Records from a collection:
[Start of Attachment]

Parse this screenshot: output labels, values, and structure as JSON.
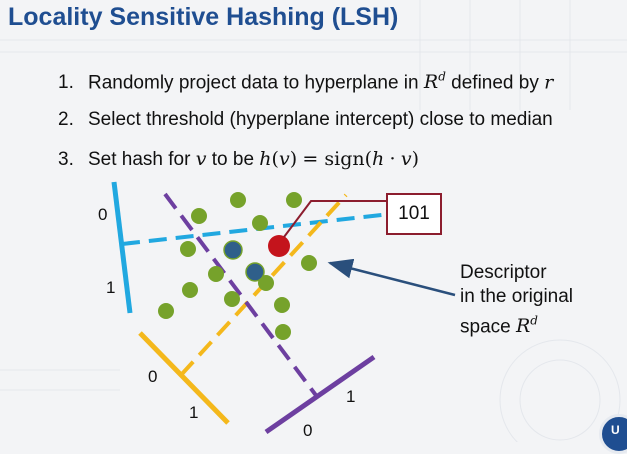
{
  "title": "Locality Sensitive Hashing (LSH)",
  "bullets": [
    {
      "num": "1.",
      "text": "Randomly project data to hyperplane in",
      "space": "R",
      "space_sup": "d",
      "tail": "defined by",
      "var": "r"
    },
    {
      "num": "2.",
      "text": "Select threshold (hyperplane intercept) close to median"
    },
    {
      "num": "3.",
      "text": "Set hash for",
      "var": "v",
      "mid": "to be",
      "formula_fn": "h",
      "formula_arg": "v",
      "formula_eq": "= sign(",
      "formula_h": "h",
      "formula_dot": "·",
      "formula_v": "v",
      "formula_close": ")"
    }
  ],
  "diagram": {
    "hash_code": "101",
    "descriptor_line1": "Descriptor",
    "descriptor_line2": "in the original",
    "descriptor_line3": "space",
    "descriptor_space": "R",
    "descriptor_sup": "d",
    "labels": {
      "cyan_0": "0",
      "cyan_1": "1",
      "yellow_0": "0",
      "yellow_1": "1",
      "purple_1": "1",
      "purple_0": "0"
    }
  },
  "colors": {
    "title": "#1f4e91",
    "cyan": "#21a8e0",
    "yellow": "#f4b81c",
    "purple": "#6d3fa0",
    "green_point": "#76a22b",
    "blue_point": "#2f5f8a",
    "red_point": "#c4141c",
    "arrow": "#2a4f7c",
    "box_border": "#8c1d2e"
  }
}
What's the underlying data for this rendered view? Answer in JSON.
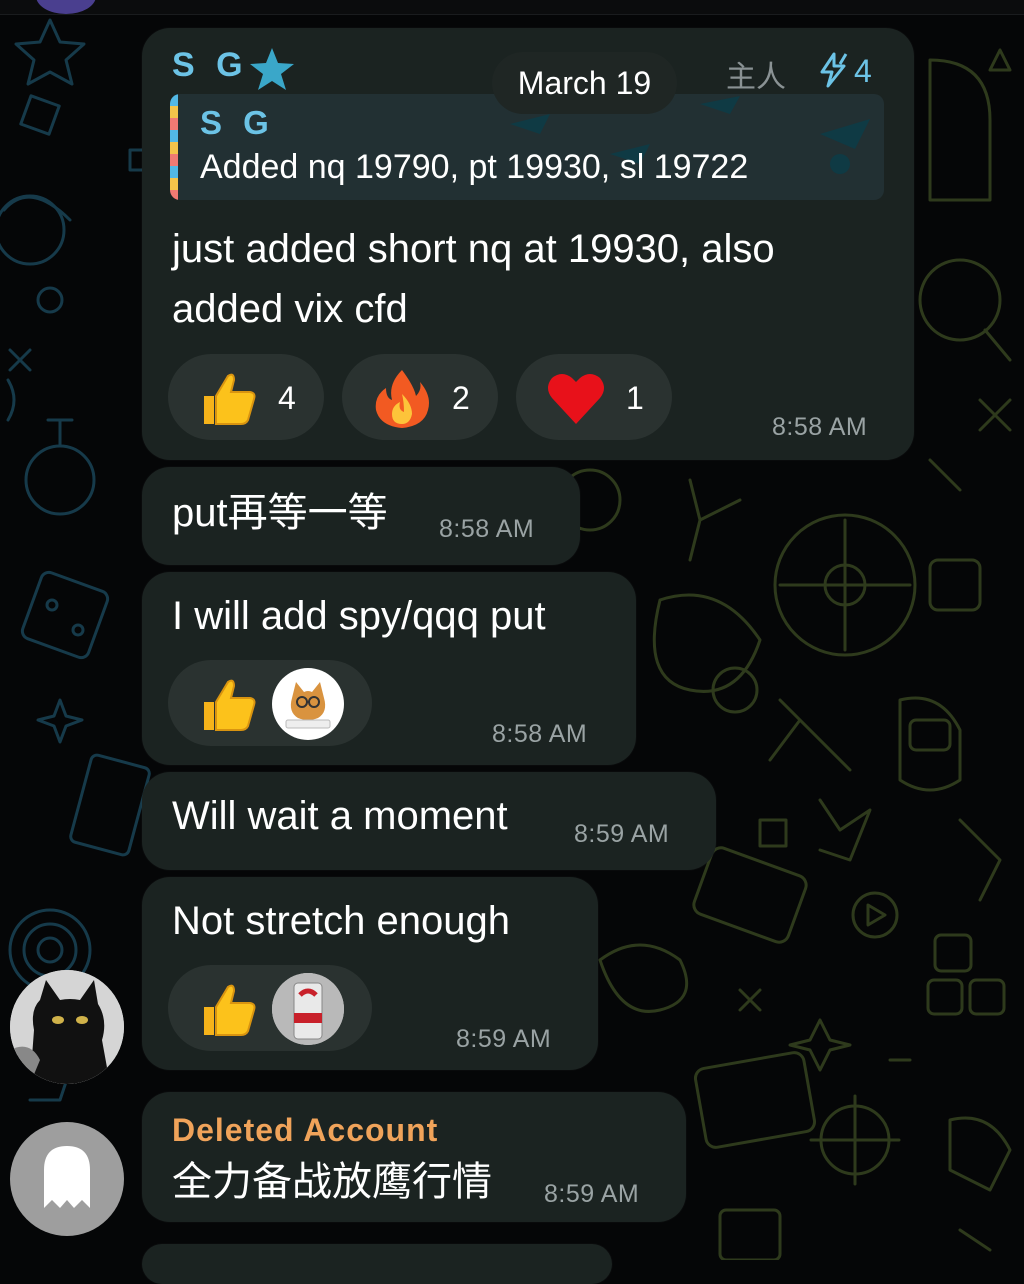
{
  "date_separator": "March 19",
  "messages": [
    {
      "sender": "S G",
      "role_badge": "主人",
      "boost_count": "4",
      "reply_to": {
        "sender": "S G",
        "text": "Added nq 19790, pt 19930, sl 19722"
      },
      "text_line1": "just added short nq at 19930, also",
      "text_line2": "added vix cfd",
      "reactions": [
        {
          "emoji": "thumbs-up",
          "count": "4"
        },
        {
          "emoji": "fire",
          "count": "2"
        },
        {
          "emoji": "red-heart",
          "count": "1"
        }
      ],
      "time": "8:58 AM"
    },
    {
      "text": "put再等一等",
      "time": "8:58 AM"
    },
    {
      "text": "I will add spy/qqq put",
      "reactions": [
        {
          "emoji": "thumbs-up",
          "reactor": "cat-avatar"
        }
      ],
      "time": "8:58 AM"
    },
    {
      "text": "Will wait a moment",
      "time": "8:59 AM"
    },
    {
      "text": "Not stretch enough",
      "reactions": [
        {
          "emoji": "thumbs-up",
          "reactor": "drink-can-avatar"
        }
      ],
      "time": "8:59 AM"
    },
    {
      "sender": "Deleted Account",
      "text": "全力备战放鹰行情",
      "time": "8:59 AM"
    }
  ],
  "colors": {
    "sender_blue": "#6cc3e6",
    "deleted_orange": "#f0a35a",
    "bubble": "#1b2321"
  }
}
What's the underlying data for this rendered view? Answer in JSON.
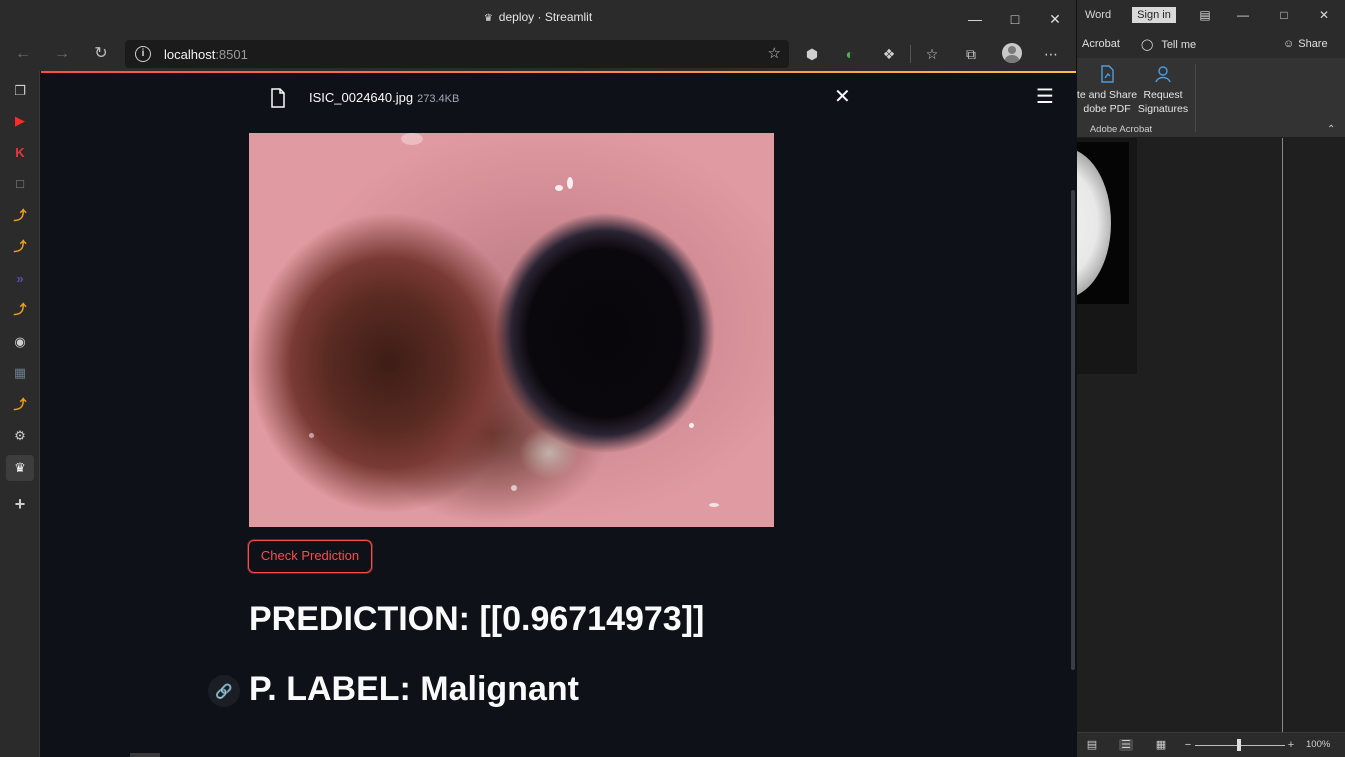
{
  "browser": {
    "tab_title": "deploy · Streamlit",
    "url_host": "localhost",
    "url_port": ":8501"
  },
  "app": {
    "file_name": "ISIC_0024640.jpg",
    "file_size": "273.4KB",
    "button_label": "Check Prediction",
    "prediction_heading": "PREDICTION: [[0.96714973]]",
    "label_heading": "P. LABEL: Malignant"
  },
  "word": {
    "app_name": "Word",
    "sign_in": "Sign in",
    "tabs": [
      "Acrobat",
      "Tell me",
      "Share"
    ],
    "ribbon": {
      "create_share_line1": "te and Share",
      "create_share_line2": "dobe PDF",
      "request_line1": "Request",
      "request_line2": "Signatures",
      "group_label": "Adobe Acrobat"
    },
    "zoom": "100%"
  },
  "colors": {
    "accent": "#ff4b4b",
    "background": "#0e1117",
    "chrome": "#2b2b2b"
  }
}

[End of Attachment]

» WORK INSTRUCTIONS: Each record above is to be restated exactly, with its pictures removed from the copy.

» ANSWER FOR THIS EXERCISE:
Parse this screenshot: output labels, values, and structure as JSON.
{
  "title": "Locality Sensitive Hashing (LSH)",
  "bullets": [
    {
      "num": "1.",
      "text": "Randomly project data to hyperplane in",
      "space": "R",
      "space_sup": "d",
      "tail": "defined by",
      "var": "r"
    },
    {
      "num": "2.",
      "text": "Select threshold (hyperplane intercept) close to median"
    },
    {
      "num": "3.",
      "text": "Set hash for",
      "var": "v",
      "mid": "to be",
      "formula_fn": "h",
      "formula_arg": "v",
      "formula_eq": "= sign(",
      "formula_h": "h",
      "formula_dot": "·",
      "formula_v": "v",
      "formula_close": ")"
    }
  ],
  "diagram": {
    "hash_code": "101",
    "descriptor_line1": "Descriptor",
    "descriptor_line2": "in the original",
    "descriptor_line3": "space",
    "descriptor_space": "R",
    "descriptor_sup": "d",
    "labels": {
      "cyan_0": "0",
      "cyan_1": "1",
      "yellow_0": "0",
      "yellow_1": "1",
      "purple_1": "1",
      "purple_0": "0"
    }
  },
  "colors": {
    "title": "#1f4e91",
    "cyan": "#21a8e0",
    "yellow": "#f4b81c",
    "purple": "#6d3fa0",
    "green_point": "#76a22b",
    "blue_point": "#2f5f8a",
    "red_point": "#c4141c",
    "arrow": "#2a4f7c",
    "box_border": "#8c1d2e"
  }
}
What's the underlying data for this rendered view? Answer in JSON.
{
  "date_separator": "March 19",
  "messages": [
    {
      "sender": "S G",
      "role_badge": "主人",
      "boost_count": "4",
      "reply_to": {
        "sender": "S G",
        "text": "Added nq 19790, pt 19930, sl 19722"
      },
      "text_line1": "just added short nq at 19930, also",
      "text_line2": "added vix cfd",
      "reactions": [
        {
          "emoji": "thumbs-up",
          "count": "4"
        },
        {
          "emoji": "fire",
          "count": "2"
        },
        {
          "emoji": "red-heart",
          "count": "1"
        }
      ],
      "time": "8:58 AM"
    },
    {
      "text": "put再等一等",
      "time": "8:58 AM"
    },
    {
      "text": "I will add spy/qqq put",
      "reactions": [
        {
          "emoji": "thumbs-up",
          "reactor": "cat-avatar"
        }
      ],
      "time": "8:58 AM"
    },
    {
      "text": "Will wait a moment",
      "time": "8:59 AM"
    },
    {
      "text": "Not stretch enough",
      "reactions": [
        {
          "emoji": "thumbs-up",
          "reactor": "drink-can-avatar"
        }
      ],
      "time": "8:59 AM"
    },
    {
      "sender": "Deleted Account",
      "text": "全力备战放鹰行情",
      "time": "8:59 AM"
    }
  ],
  "colors": {
    "sender_blue": "#6cc3e6",
    "deleted_orange": "#f0a35a",
    "bubble": "#1b2321"
  }
}
What's the underlying data for this rendered view? Answer in JSON.
{
  "browser": {
    "tab_title": "deploy · Streamlit",
    "url_host": "localhost",
    "url_port": ":8501"
  },
  "app": {
    "file_name": "ISIC_0024640.jpg",
    "file_size": "273.4KB",
    "button_label": "Check Prediction",
    "prediction_heading": "PREDICTION: [[0.96714973]]",
    "label_heading": "P. LABEL: Malignant"
  },
  "word": {
    "app_name": "Word",
    "sign_in": "Sign in",
    "tabs": [
      "Acrobat",
      "Tell me",
      "Share"
    ],
    "ribbon": {
      "create_share_line1": "te and Share",
      "create_share_line2": "dobe PDF",
      "request_line1": "Request",
      "request_line2": "Signatures",
      "group_label": "Adobe Acrobat"
    },
    "zoom": "100%"
  },
  "colors": {
    "accent": "#ff4b4b",
    "background": "#0e1117",
    "chrome": "#2b2b2b"
  }
}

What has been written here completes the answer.